■ Activity
Please go through the listing below and count the lines where the string "JSON" appears. Answer with the number only.

■ Material for this task
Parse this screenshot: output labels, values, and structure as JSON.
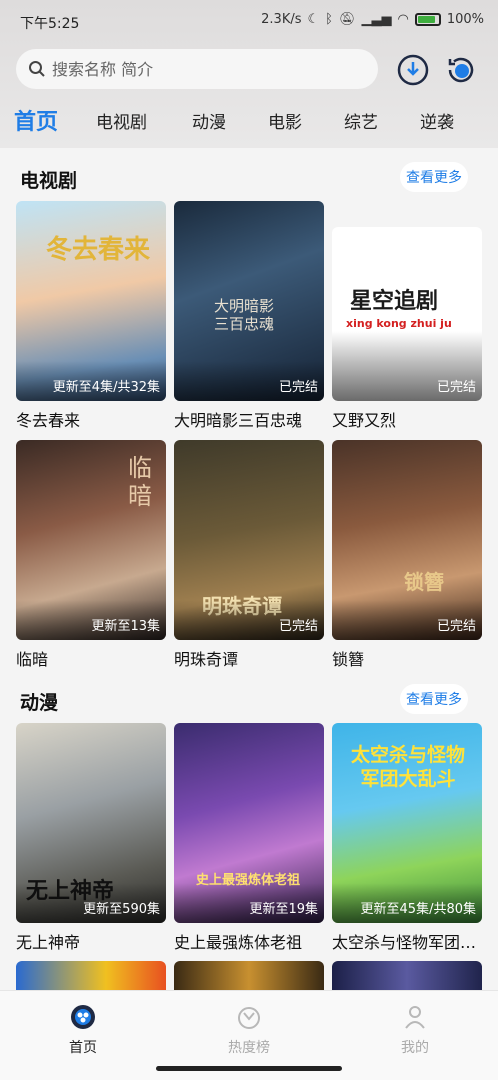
{
  "status_bar": {
    "time": "下午5:25",
    "net_speed": "2.3K/s",
    "battery": "100%"
  },
  "search": {
    "placeholder": "搜索名称 简介"
  },
  "top_icons": [
    "download-icon",
    "history-icon"
  ],
  "tabs": [
    {
      "label": "首页",
      "active": true
    },
    {
      "label": "电视剧"
    },
    {
      "label": "动漫"
    },
    {
      "label": "电影"
    },
    {
      "label": "综艺"
    },
    {
      "label": "逆袭"
    }
  ],
  "sections": [
    {
      "title": "电视剧",
      "more": "查看更多",
      "items": [
        {
          "name": "冬去春来",
          "badge": "更新至4集/共32集",
          "poster_text": "冬去春来"
        },
        {
          "name": "大明暗影三百忠魂",
          "badge": "已完结",
          "poster_text": "大明暗影三百忠魂"
        },
        {
          "name": "又野又烈",
          "badge": "已完结",
          "poster_text": "星空追剧",
          "poster_subtext": "xing kong zhui ju"
        },
        {
          "name": "临暗",
          "badge": "更新至13集",
          "poster_text": "临暗"
        },
        {
          "name": "明珠奇谭",
          "badge": "已完结",
          "poster_text": "明珠奇谭"
        },
        {
          "name": "锁簪",
          "badge": "已完结",
          "poster_text": "锁簪"
        }
      ]
    },
    {
      "title": "动漫",
      "more": "查看更多",
      "items": [
        {
          "name": "无上神帝",
          "badge": "更新至590集",
          "poster_text": "无上神帝"
        },
        {
          "name": "史上最强炼体老祖",
          "badge": "更新至19集",
          "poster_text": "史上最强炼体老祖"
        },
        {
          "name": "太空杀与怪物军团大乱斗",
          "badge": "更新至45集/共80集",
          "poster_text": "太空杀与怪物军团大乱斗"
        }
      ]
    }
  ],
  "bottom_nav": [
    {
      "label": "首页",
      "active": true
    },
    {
      "label": "热度榜"
    },
    {
      "label": "我的"
    }
  ],
  "colors": {
    "accent": "#1f7de6",
    "background": "#f4f4f4"
  }
}
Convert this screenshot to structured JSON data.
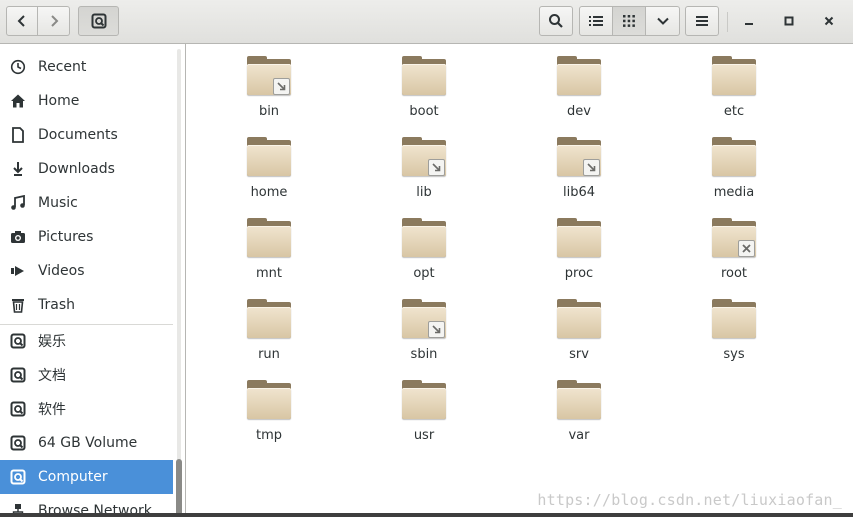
{
  "toolbar": {
    "back_icon": "chevron-left-icon",
    "forward_icon": "chevron-right-icon",
    "location_icon": "drive-icon",
    "search_icon": "search-icon",
    "list_view_icon": "list-view-icon",
    "grid_view_icon": "grid-view-icon",
    "view_options_icon": "chevron-down-icon",
    "menu_icon": "hamburger-menu-icon",
    "minimize_icon": "minimize-icon",
    "maximize_icon": "maximize-icon",
    "close_icon": "close-icon"
  },
  "sidebar": {
    "places": [
      {
        "label": "Recent",
        "icon": "clock-icon"
      },
      {
        "label": "Home",
        "icon": "home-icon"
      },
      {
        "label": "Documents",
        "icon": "document-icon"
      },
      {
        "label": "Downloads",
        "icon": "download-icon"
      },
      {
        "label": "Music",
        "icon": "music-icon"
      },
      {
        "label": "Pictures",
        "icon": "camera-icon"
      },
      {
        "label": "Videos",
        "icon": "video-icon"
      },
      {
        "label": "Trash",
        "icon": "trash-icon"
      }
    ],
    "devices": [
      {
        "label": "娱乐",
        "icon": "drive-icon"
      },
      {
        "label": "文档",
        "icon": "drive-icon"
      },
      {
        "label": "软件",
        "icon": "drive-icon"
      },
      {
        "label": "64 GB Volume",
        "icon": "drive-icon"
      },
      {
        "label": "Computer",
        "icon": "drive-icon",
        "selected": true
      },
      {
        "label": "Browse Network",
        "icon": "network-icon"
      }
    ],
    "selected_color": "#4a90d9"
  },
  "files": [
    {
      "name": "bin",
      "emblem": "symlink"
    },
    {
      "name": "boot",
      "emblem": ""
    },
    {
      "name": "dev",
      "emblem": ""
    },
    {
      "name": "etc",
      "emblem": ""
    },
    {
      "name": "home",
      "emblem": ""
    },
    {
      "name": "lib",
      "emblem": "symlink"
    },
    {
      "name": "lib64",
      "emblem": "symlink"
    },
    {
      "name": "media",
      "emblem": ""
    },
    {
      "name": "mnt",
      "emblem": ""
    },
    {
      "name": "opt",
      "emblem": ""
    },
    {
      "name": "proc",
      "emblem": ""
    },
    {
      "name": "root",
      "emblem": "unreadable"
    },
    {
      "name": "run",
      "emblem": ""
    },
    {
      "name": "sbin",
      "emblem": "symlink"
    },
    {
      "name": "srv",
      "emblem": ""
    },
    {
      "name": "sys",
      "emblem": ""
    },
    {
      "name": "tmp",
      "emblem": ""
    },
    {
      "name": "usr",
      "emblem": ""
    },
    {
      "name": "var",
      "emblem": ""
    }
  ],
  "watermark": "https://blog.csdn.net/liuxiaofan_",
  "colors": {
    "folder_front": "#e6d7bb",
    "folder_back": "#8b7a5e",
    "accent": "#4a90d9"
  }
}
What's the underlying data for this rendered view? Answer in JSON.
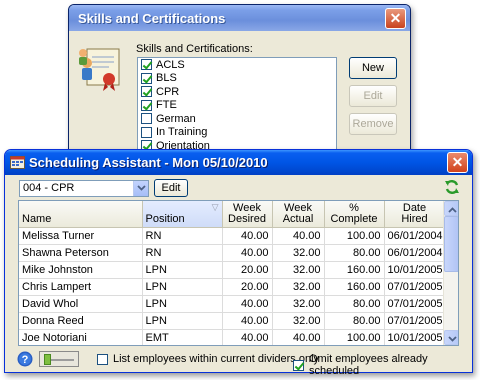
{
  "skills_window": {
    "title": "Skills and Certifications",
    "list_label": "Skills and Certifications:",
    "skills": [
      {
        "label": "ACLS",
        "checked": true
      },
      {
        "label": "BLS",
        "checked": true
      },
      {
        "label": "CPR",
        "checked": true
      },
      {
        "label": "FTE",
        "checked": true
      },
      {
        "label": "German",
        "checked": false
      },
      {
        "label": "In Training",
        "checked": false
      },
      {
        "label": "Orientation",
        "checked": true
      }
    ],
    "buttons": {
      "new": "New",
      "edit": "Edit",
      "remove": "Remove"
    }
  },
  "scheduling_window": {
    "title": "Scheduling Assistant - Mon  05/10/2010",
    "combo_value": "004 - CPR",
    "edit_button": "Edit",
    "columns": [
      "Name",
      "Position",
      "Week Desired",
      "Week Actual",
      "% Complete",
      "Date Hired"
    ],
    "header_lines": [
      [
        "",
        "Name"
      ],
      [
        "",
        "Position"
      ],
      [
        "Week",
        "Desired"
      ],
      [
        "Week",
        "Actual"
      ],
      [
        "%",
        "Complete"
      ],
      [
        "Date",
        "Hired"
      ]
    ],
    "rows": [
      [
        "Melissa Turner",
        "RN",
        "40.00",
        "40.00",
        "100.00",
        "06/01/2004"
      ],
      [
        "Shawna Peterson",
        "RN",
        "40.00",
        "32.00",
        "80.00",
        "06/01/2004"
      ],
      [
        "Mike Johnston",
        "LPN",
        "20.00",
        "32.00",
        "160.00",
        "10/01/2005"
      ],
      [
        "Chris Lampert",
        "LPN",
        "20.00",
        "32.00",
        "160.00",
        "07/01/2005"
      ],
      [
        "David Whol",
        "LPN",
        "40.00",
        "32.00",
        "80.00",
        "07/01/2005"
      ],
      [
        "Donna Reed",
        "LPN",
        "40.00",
        "32.00",
        "80.00",
        "07/01/2005"
      ],
      [
        "Joe Notoriani",
        "EMT",
        "40.00",
        "40.00",
        "100.00",
        "10/01/2005"
      ]
    ],
    "options": {
      "list_within_dividers": {
        "label": "List employees within current dividers only",
        "checked": false
      },
      "omit_scheduled": {
        "label": "Omit employees already scheduled",
        "checked": true
      }
    }
  },
  "colors": {
    "xp_title_blue": "#0055e5",
    "inactive_title_blue": "#7b9fe8",
    "close_red": "#d1421b",
    "window_face": "#ece9d8",
    "check_green": "#21a121"
  },
  "icons": [
    "certificate-icon",
    "app-icon",
    "close-icon",
    "dropdown-arrow-icon",
    "refresh-icon",
    "help-icon",
    "sort-icon",
    "scroll-up-icon",
    "scroll-down-icon"
  ]
}
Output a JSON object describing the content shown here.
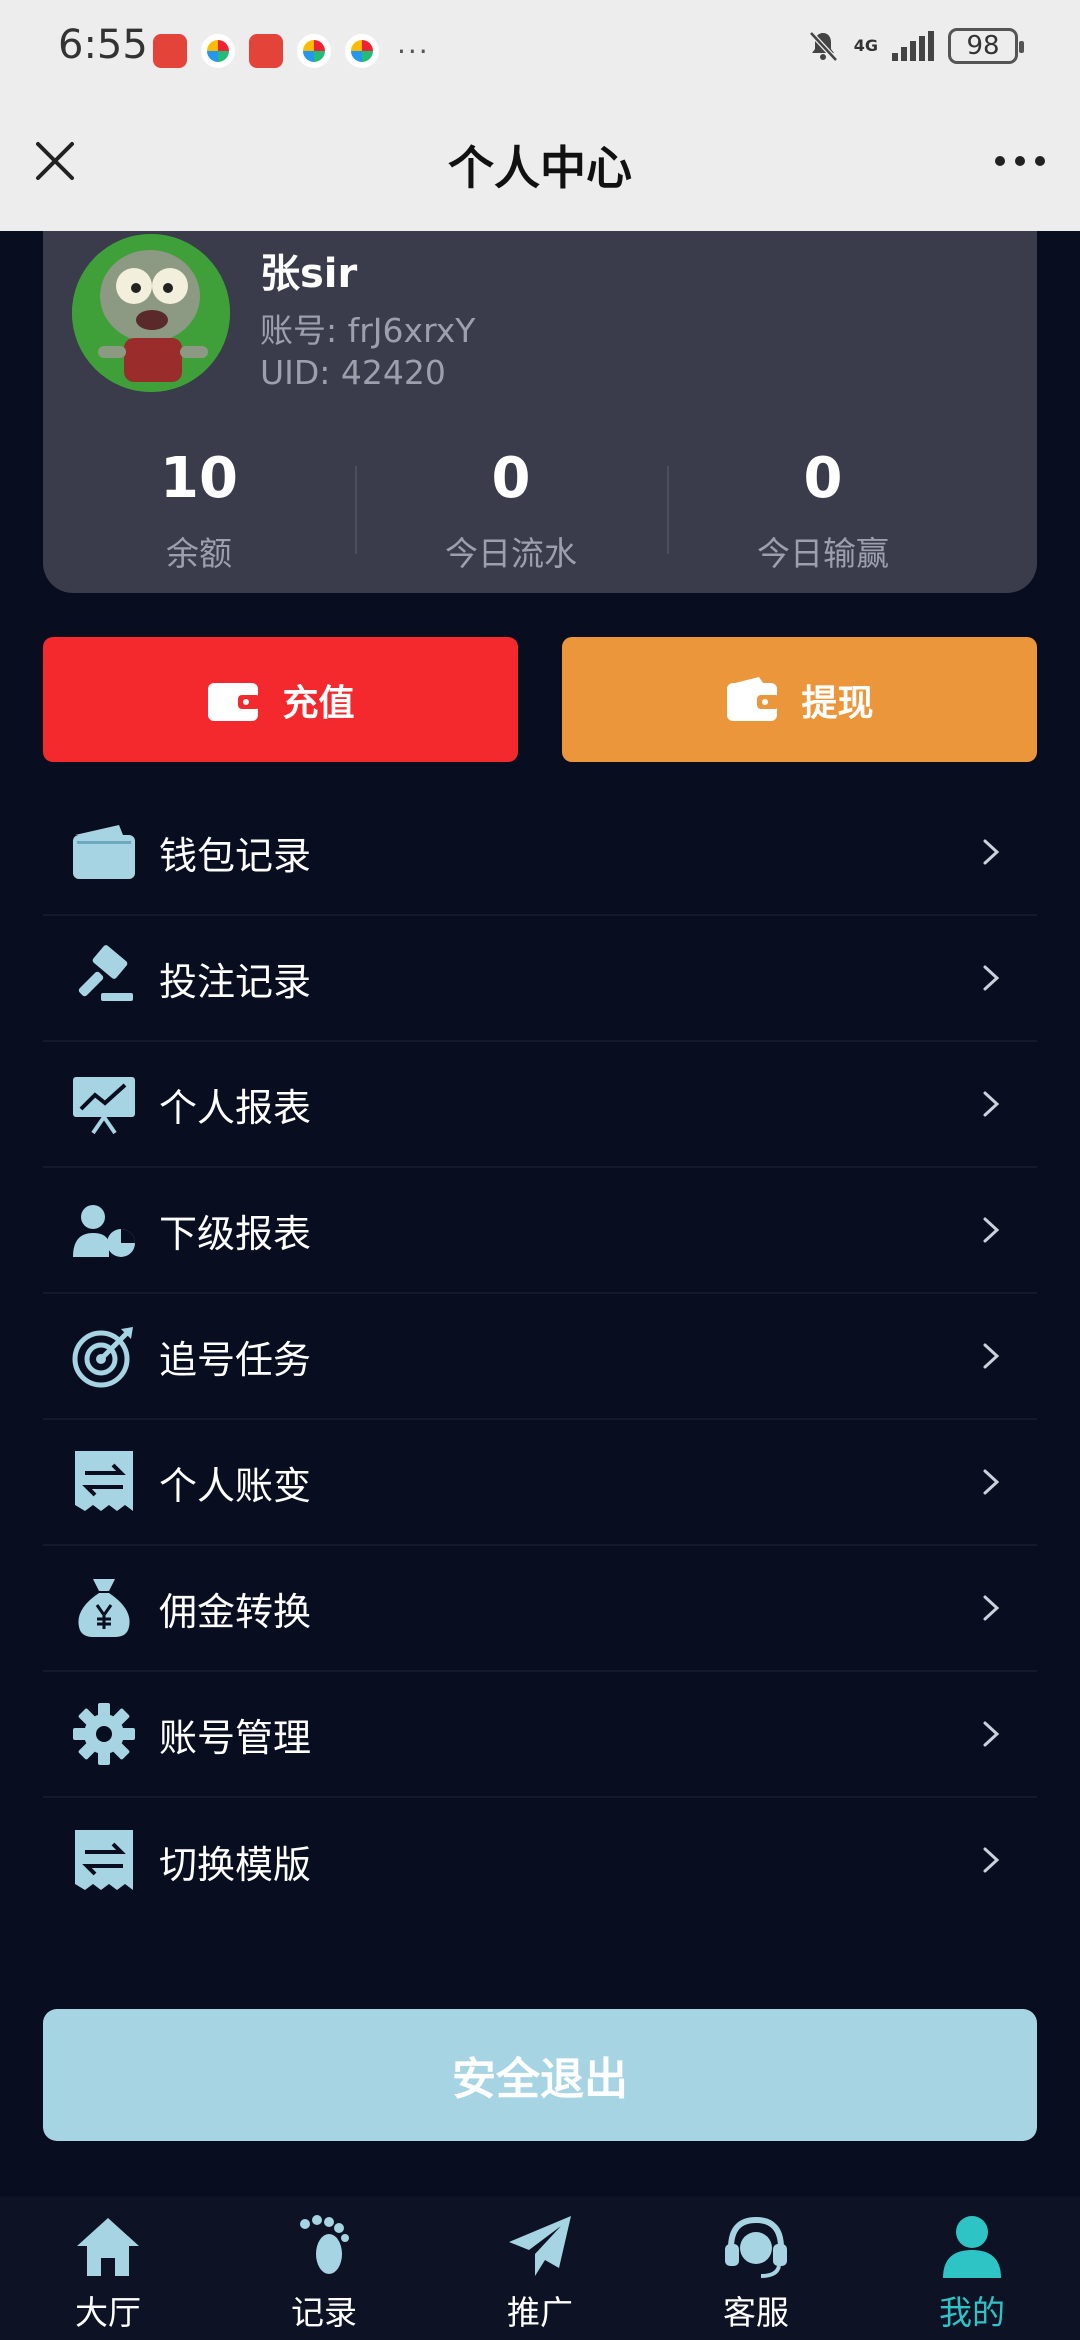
{
  "status_bar": {
    "time": "6:55",
    "more": "···",
    "network": "4G",
    "battery": "98"
  },
  "header": {
    "title": "个人中心"
  },
  "profile": {
    "username": "张sir",
    "account_label": "账号:",
    "account_value": "frJ6xrxY",
    "uid_label": "UID:",
    "uid_value": "42420",
    "stats": [
      {
        "value": "10",
        "label": "余额"
      },
      {
        "value": "0",
        "label": "今日流水"
      },
      {
        "value": "0",
        "label": "今日输赢"
      }
    ]
  },
  "actions": {
    "recharge": "充值",
    "withdraw": "提现"
  },
  "menu": [
    {
      "label": "钱包记录",
      "icon": "wallet-icon"
    },
    {
      "label": "投注记录",
      "icon": "gavel-icon"
    },
    {
      "label": "个人报表",
      "icon": "chart-board-icon"
    },
    {
      "label": "下级报表",
      "icon": "user-pie-icon"
    },
    {
      "label": "追号任务",
      "icon": "target-icon"
    },
    {
      "label": "个人账变",
      "icon": "receipt-exchange-icon"
    },
    {
      "label": "佣金转换",
      "icon": "money-bag-icon"
    },
    {
      "label": "账号管理",
      "icon": "gear-icon"
    },
    {
      "label": "切换模版",
      "icon": "receipt-exchange-icon"
    }
  ],
  "logout": "安全退出",
  "bottom_nav": [
    {
      "label": "大厅",
      "icon": "home-icon"
    },
    {
      "label": "记录",
      "icon": "footprint-icon"
    },
    {
      "label": "推广",
      "icon": "paper-plane-icon"
    },
    {
      "label": "客服",
      "icon": "headset-icon"
    },
    {
      "label": "我的",
      "icon": "user-icon",
      "active": true
    }
  ],
  "colors": {
    "background": "#080d1f",
    "card": "#3a3c4b",
    "recharge": "#f3292d",
    "withdraw": "#ec963b",
    "icon": "#a6d4e3",
    "active_tab": "#2ec4c6",
    "logout": "#a6d4e3"
  }
}
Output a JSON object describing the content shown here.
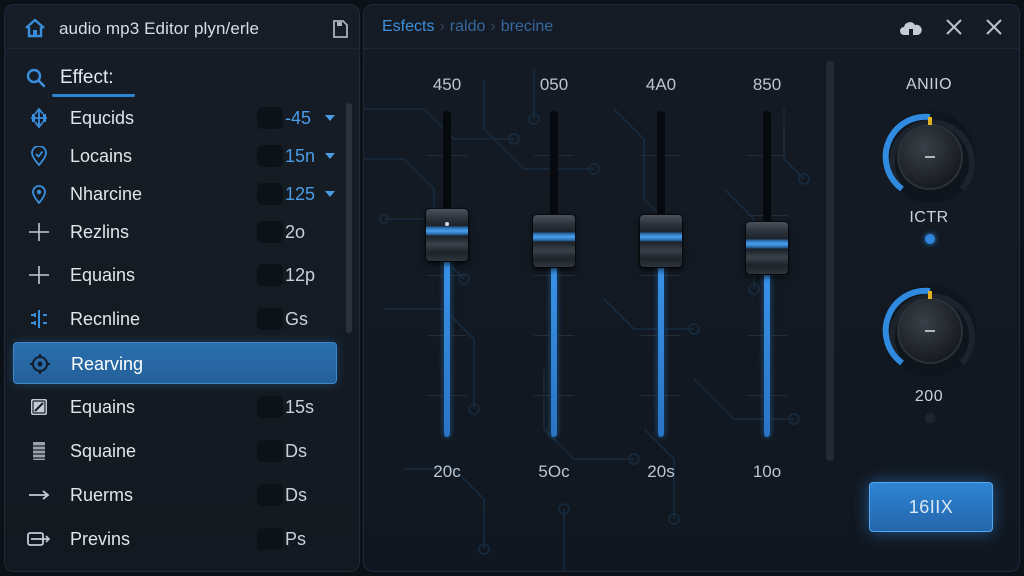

■ Reply to the task
5